As the twinkling lights decked out on boats make their way past appreciative crowds on the piers during Sidney’s annual lighted boat parade, it can be easy to overlook the boat and crew of the local Royal Canadian Marine Search and Rescue units.
Boaters make their way safely through the route — to the oohs and ahhs of folks who love a parade (and get two on the evening of Saturday Nov. 30, including the Sidney Sparkles Santa Parade thanks to the Peninsula Celebrations Society) — and are able to do so confidently, knowing there are dedicated volunteers to lead the way home.
Thanks to the RCM SAR, events such as this go off without a hitch year after year. And it’s only the tip of the iceberg of the service they provide to coastal communities such as those of the Saanich Peninsula.
It takes a dedicated and community-first personality to be a part of any search and rescue organization, whether it is based on the water or on land.
In this province, many of the people who are charged with saving us when circumstances go wrong are volunteers.

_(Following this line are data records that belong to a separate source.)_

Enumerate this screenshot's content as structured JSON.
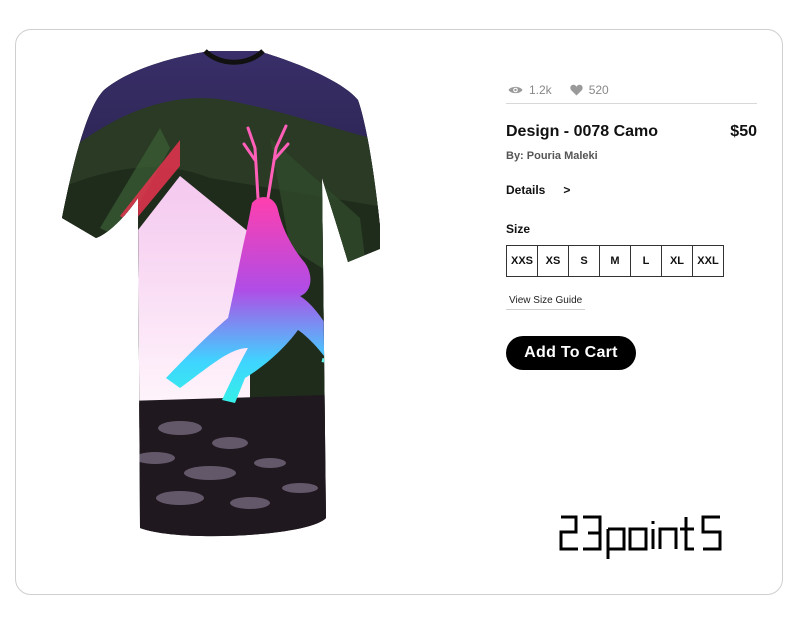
{
  "stats": {
    "views": "1.2k",
    "likes": "520"
  },
  "product": {
    "title": "Design - 0078 Camo",
    "price": "$50",
    "author": "By: Pouria Maleki"
  },
  "details": {
    "label": "Details",
    "arrow": ">"
  },
  "sizes": {
    "label": "Size",
    "options": [
      "XXS",
      "XS",
      "S",
      "M",
      "L",
      "XL",
      "XXL"
    ],
    "guide_label": "View Size Guide"
  },
  "cart": {
    "label": "Add To Cart"
  },
  "brand": {
    "logo_text": "23point5"
  },
  "colors": {
    "accent": "#000000",
    "muted": "#888888",
    "border": "#cfcfcf"
  }
}
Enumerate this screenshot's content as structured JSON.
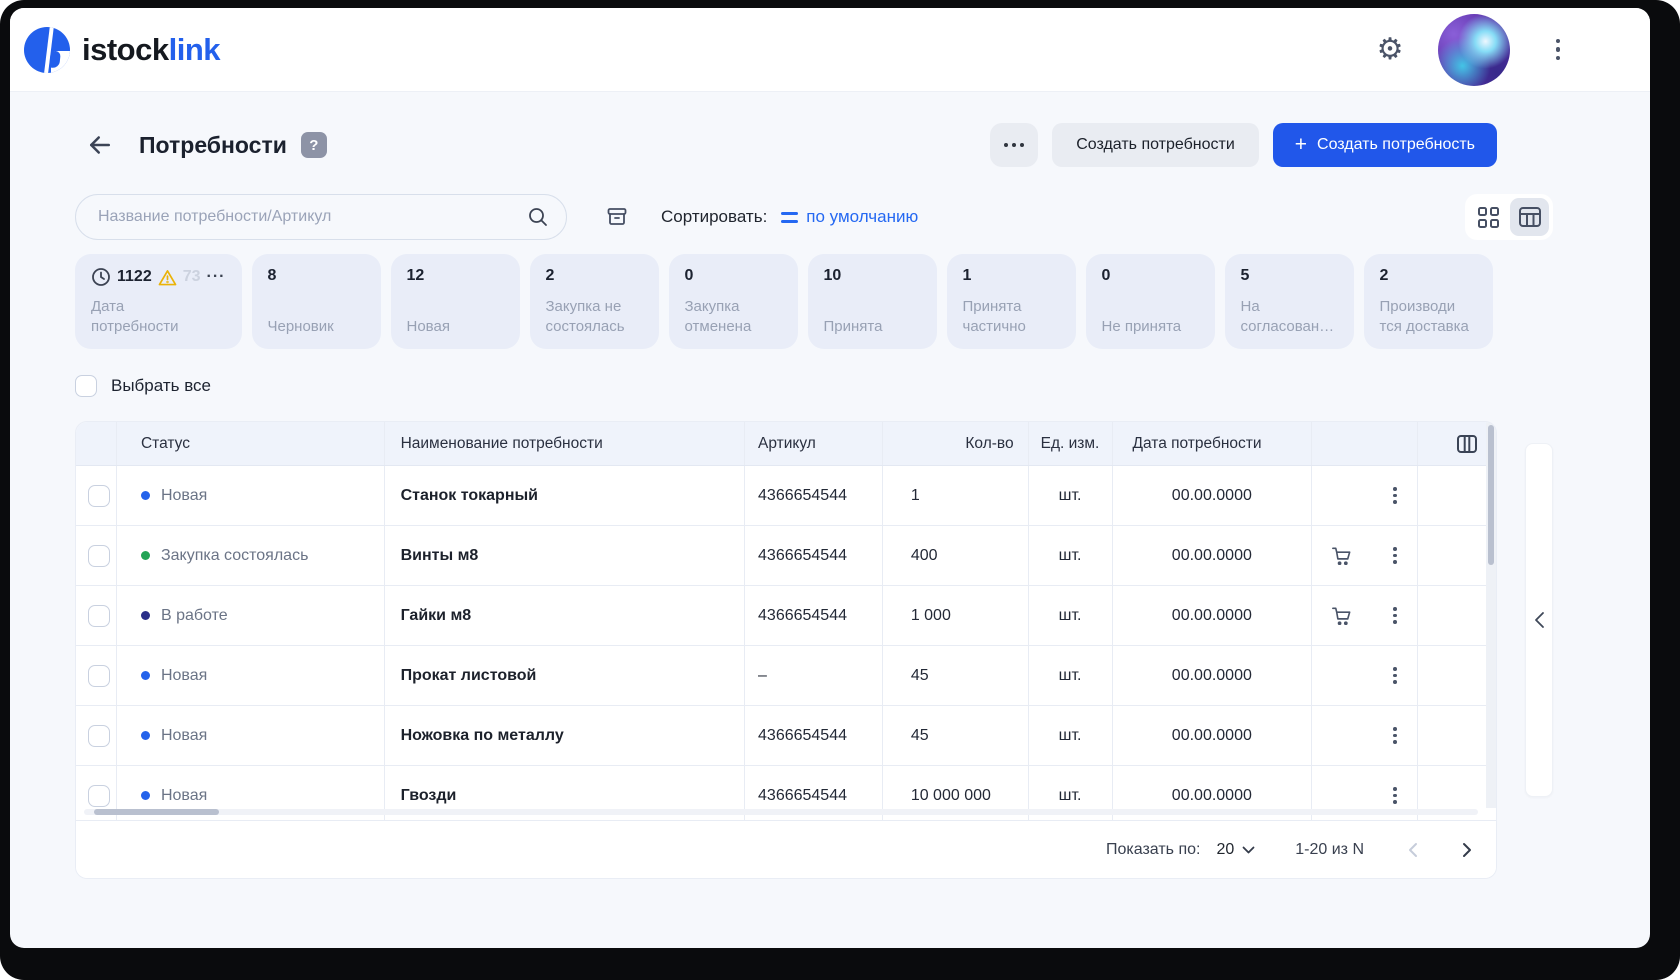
{
  "brand": {
    "part_black": "istock",
    "part_blue": "link"
  },
  "header": {
    "title": "Потребности",
    "help": "?",
    "create_secondary": "Создать потребности",
    "create_primary": "Создать потребность",
    "plus": "+"
  },
  "toolbar": {
    "search_placeholder": "Название потребности/Артикул",
    "sort_label": "Сортировать:",
    "sort_value": "по умолчанию"
  },
  "filters": [
    {
      "count": "1122",
      "extra_count": "73",
      "label": "Дата\nпотребности"
    },
    {
      "count": "8",
      "label": "Черновик"
    },
    {
      "count": "12",
      "label": "Новая"
    },
    {
      "count": "2",
      "label": "Закупка не\nсостоялась"
    },
    {
      "count": "0",
      "label": "Закупка\nотменена"
    },
    {
      "count": "10",
      "label": "Принята"
    },
    {
      "count": "1",
      "label": "Принята\nчастично"
    },
    {
      "count": "0",
      "label": "Не принята"
    },
    {
      "count": "5",
      "label": "На\nсогласован…"
    },
    {
      "count": "2",
      "label": "Производи\nтся доставка"
    }
  ],
  "select_all_label": "Выбрать все",
  "table": {
    "columns": {
      "status": "Статус",
      "name": "Наименование потребности",
      "sku": "Артикул",
      "qty": "Кол-во",
      "unit": "Ед. изм.",
      "date": "Дата потребности"
    },
    "rows": [
      {
        "status": "Новая",
        "status_color": "#2563eb",
        "name": "Станок токарный",
        "sku": "4366654544",
        "qty": "1",
        "unit": "шт.",
        "date": "00.00.0000",
        "cart": false
      },
      {
        "status": "Закупка состоялась",
        "status_color": "#23a455",
        "name": "Винты м8",
        "sku": "4366654544",
        "qty": "400",
        "unit": "шт.",
        "date": "00.00.0000",
        "cart": true
      },
      {
        "status": "В работе",
        "status_color": "#2b2f89",
        "name": "Гайки м8",
        "sku": "4366654544",
        "qty": "1 000",
        "unit": "шт.",
        "date": "00.00.0000",
        "cart": true
      },
      {
        "status": "Новая",
        "status_color": "#2563eb",
        "name": "Прокат листовой",
        "sku": "–",
        "qty": "45",
        "unit": "шт.",
        "date": "00.00.0000",
        "cart": false
      },
      {
        "status": "Новая",
        "status_color": "#2563eb",
        "name": "Ножовка по металлу",
        "sku": "4366654544",
        "qty": "45",
        "unit": "шт.",
        "date": "00.00.0000",
        "cart": false
      },
      {
        "status": "Новая",
        "status_color": "#2563eb",
        "name": "Гвозди",
        "sku": "4366654544",
        "qty": "10 000 000",
        "unit": "шт.",
        "date": "00.00.0000",
        "cart": false
      }
    ]
  },
  "pagination": {
    "show_label": "Показать по:",
    "page_size": "20",
    "range": "1-20 из N"
  },
  "icons": {
    "settings": "gear",
    "user_menu": "kebab-vertical",
    "back": "arrow-left",
    "help": "question-badge",
    "more": "kebab-horizontal",
    "search": "magnifier",
    "archive": "archive-box",
    "sort": "equals-lines",
    "view_grid": "grid-2x2",
    "view_table": "table-grid",
    "clock": "clock",
    "warning": "warning-triangle",
    "columns": "table-columns",
    "cart": "shopping-cart",
    "row_menu": "kebab-vertical",
    "collapse": "chevron-left",
    "prev": "chevron-left",
    "next": "chevron-right",
    "page_size_dropdown": "chevron-down"
  },
  "colors": {
    "accent": "#2157ea",
    "link": "#2468f2",
    "warning": "#eab308",
    "status_new": "#2563eb",
    "status_purchased": "#23a455",
    "status_in_progress": "#2b2f89"
  }
}
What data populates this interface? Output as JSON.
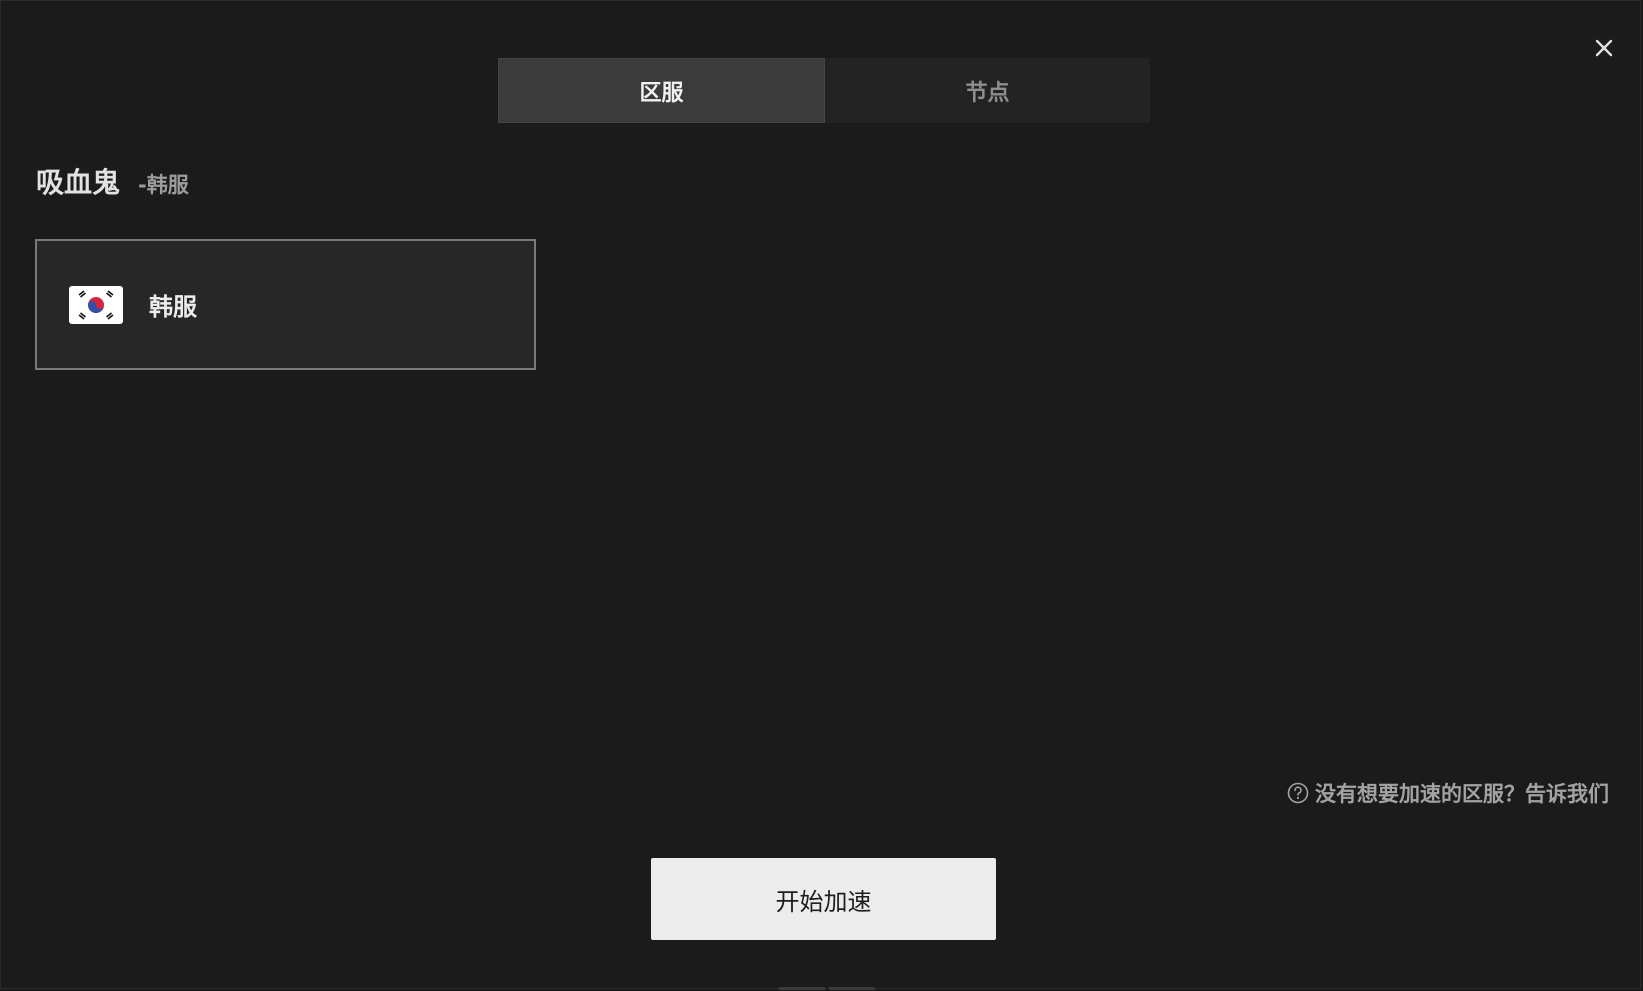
{
  "tabs": [
    {
      "label": "区服",
      "active": true
    },
    {
      "label": "节点",
      "active": false
    }
  ],
  "game": {
    "name": "吸血鬼",
    "region_suffix": "-韩服"
  },
  "servers": [
    {
      "label": "韩服",
      "icon": "south-korea-flag-icon"
    }
  ],
  "feedback": {
    "icon": "question-circle-icon",
    "text": "没有想要加速的区服？告诉我们"
  },
  "start_button": {
    "label": "开始加速"
  },
  "colors": {
    "background": "#1b1b1b",
    "tab_active": "#3b3b3b",
    "card_border": "#7a7a7a",
    "button_bg": "#ececec"
  }
}
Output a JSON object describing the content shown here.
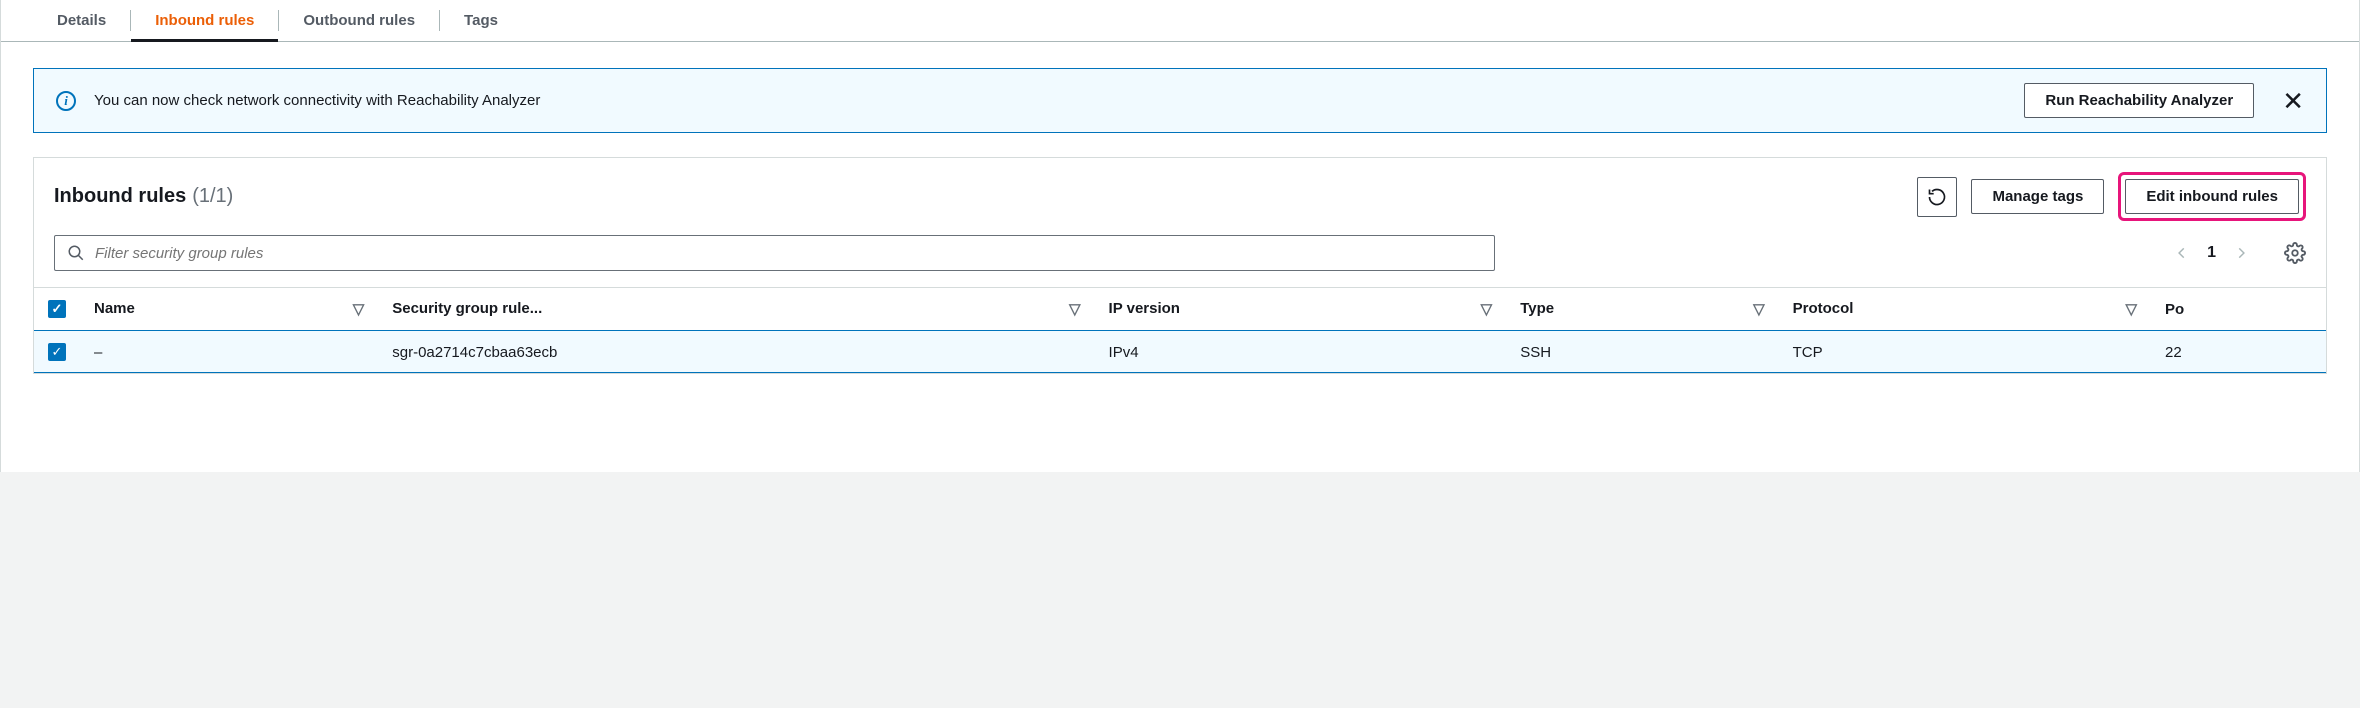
{
  "tabs": {
    "details": "Details",
    "inbound": "Inbound rules",
    "outbound": "Outbound rules",
    "tags": "Tags"
  },
  "banner": {
    "text": "You can now check network connectivity with Reachability Analyzer",
    "action": "Run Reachability Analyzer"
  },
  "panel": {
    "title": "Inbound rules",
    "count": "(1/1)",
    "manage_tags": "Manage tags",
    "edit_rules": "Edit inbound rules"
  },
  "search": {
    "placeholder": "Filter security group rules"
  },
  "pager": {
    "page": "1"
  },
  "columns": {
    "name": "Name",
    "sgr": "Security group rule...",
    "ipver": "IP version",
    "type": "Type",
    "protocol": "Protocol",
    "port": "Po"
  },
  "rows": [
    {
      "name": "–",
      "sgr": "sgr-0a2714c7cbaa63ecb",
      "ipver": "IPv4",
      "type": "SSH",
      "protocol": "TCP",
      "port": "22"
    }
  ]
}
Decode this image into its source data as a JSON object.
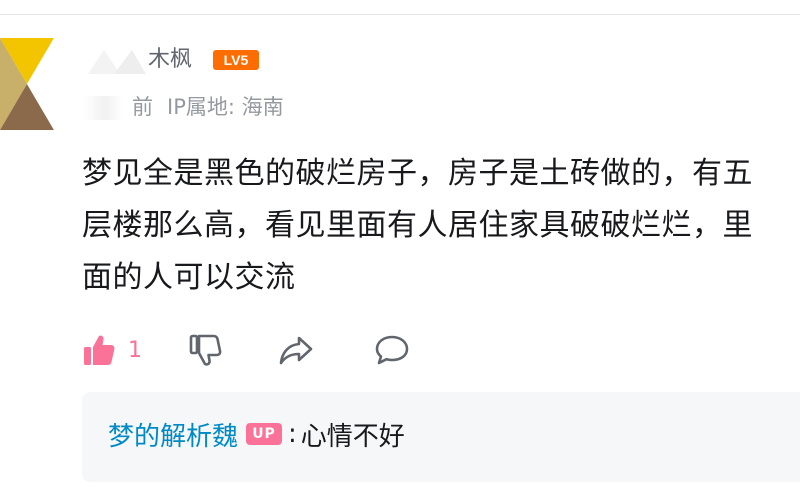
{
  "comment": {
    "author": {
      "name_visible": "木枫",
      "level": "LV5"
    },
    "meta": {
      "time_visible": "前",
      "ip_location": "IP属地: 海南"
    },
    "body_lines": [
      "梦见全是黑色的破烂房子，房子是土砖做的，有五",
      "层楼那么高，看见里面有人居住家具破破烂烂，里",
      "面的人可以交流"
    ],
    "actions": {
      "like_count": "1",
      "like_icon": "thumbs-up-icon",
      "dislike_icon": "thumbs-down-icon",
      "share_icon": "share-icon",
      "reply_icon": "comment-bubble-icon"
    },
    "colors": {
      "like_active": "#fb7299",
      "link_blue": "#008ac5",
      "level_orange": "#ff6c00",
      "reply_bg": "#f6f7f8"
    }
  },
  "reply": {
    "author": "梦的解析魏",
    "badge": "UP",
    "separator": ":",
    "text": "心情不好"
  }
}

They form the backbone of this service alongside the search and rescue operators of the Canadian Forces and their contribution is worthy of our respect.
Volunteers put their families on hold and their lives at risk to venture out onto frigid waters or into the dense bush of the Island to rescue people in dire straits.
The work can be stressful and even dangerous, yet the volunteers are still out there.
So it is nice, every once in a while, when they get to participate in events that are more festive in nature.
From yacht club opening days to a celebration of the season under sparkling lights, their presence is seen, noted and appreciated.
During this year’s lighted boat parade, give the volunteers on board the RCM SAR vessel a few extra cheers.
They certainly deserve it.